I'll add my thoughts to the conversation as I've been using (self-hosted) Matrix services for a few years, and recently added the whatsapp bridge.
I decided to switch to Matrix because I really liked the e2ee thing. Also, at the time the video call quality was so much better than skype or whatsapp (as you would imagine with a dedicated server and absolutely no bandwith/quality throttling - I once went through 500mb of mobile data in a few minutes).
Yes, I still use whatsapp, Matrix is only between me, my wife and my parents (which ARE grandparents now, so yes, grampa is on Matrix).
Do I have to pay for this? yes, in the form of hosting (TURN does not work behind a nat and so can't self host at home). And it's pretty much the equivalent of $5/month. I still do it because a) it's not much really b) I like it and most important c) I control the data, ALL of it (well, the one in Matrix anyway).
Recently I've added the whatsapp bridge, as I was tired (read: too lazy) to have both the Element client and Whatsapp client on my computer and having to switch between the two. And since the only people that I have video calls with are my wife or my parents, the lack of that integration is not much of a bother. Yes, it will be nice when it comes so I can call my sister too (I am not a monster, I use a predefined jitsi room with her).
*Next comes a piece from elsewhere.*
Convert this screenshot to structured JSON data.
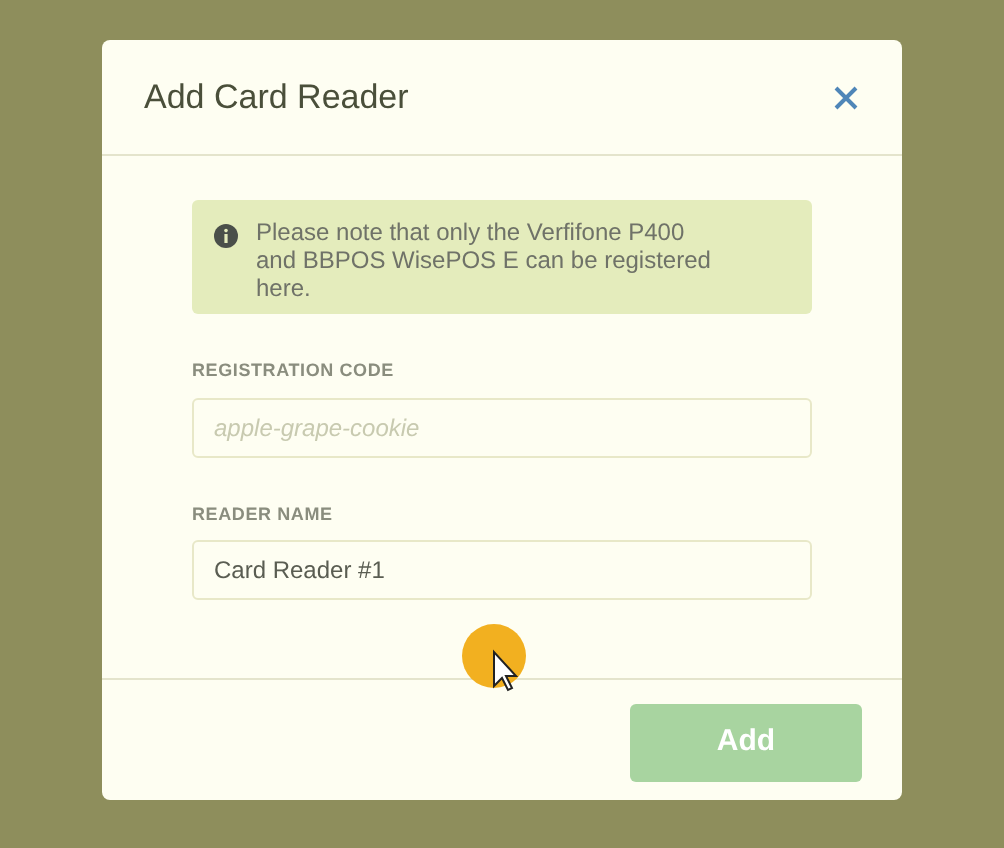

And now whatsapp is allowing to share up to 4 devices, so I think I'll try to virtualise android and let whatsapp run in there instead of my mobile. Not sure it will work (actually I am pretty sure I understood wrong what whatsapp means, but being wrong never stopped me from trying - that's how I got married, I think).
Maybe I'll add the FB bridge as well so my wife can use it, and maybe the signal one for the two people I have in there (and actively use it)
Will whatsapp and FB make breaking changes in the future? Most likely, but not suddenly as there are a lot of businesses using those services, so they will be announced, and I won't be the one who has to implement them, I only need to remember to do a docker pull when it's ready.
What' the point of all my rambling? Well, not much really. But a) I would _maybe_ consider switching to a managed services if it was cheaper b) there are people/use cases for such a thing and c) I got you hooked up to this point, didn't I?
It's a real shame they keep trotting out the open bridges line. They have a bridge to libre chat IRC but it you can't connect to Matrix from IRC at all. All the control is for Matrix users to embrace extend extinguish - IRC users cannot join matrix, only the other way around.
It doesn't seem like an 'open' bridge if you only give power to the one set of users and put the onus on the rest to create put up with their bad netiquette.
That's kind of unfair. The whole point is to give Matrix users the option to better centralize their own communication network. If you want to join a Matrix room from IRC, then become a Matrix user yourself: set up your own server and bridge and do it. It's not hard, did it myself like 3 weeks ago and it took me an afternoon. How else do you expect this to work?
...Also, if your response to this is "well I prefer using simple/command line clients", Element is surprisingly simple and clean, and there are multiple options for CLI Matrix clients, including one for Weechat. With the latter, you'd be able to IRC while you Matrix, without the need for a bridge at all.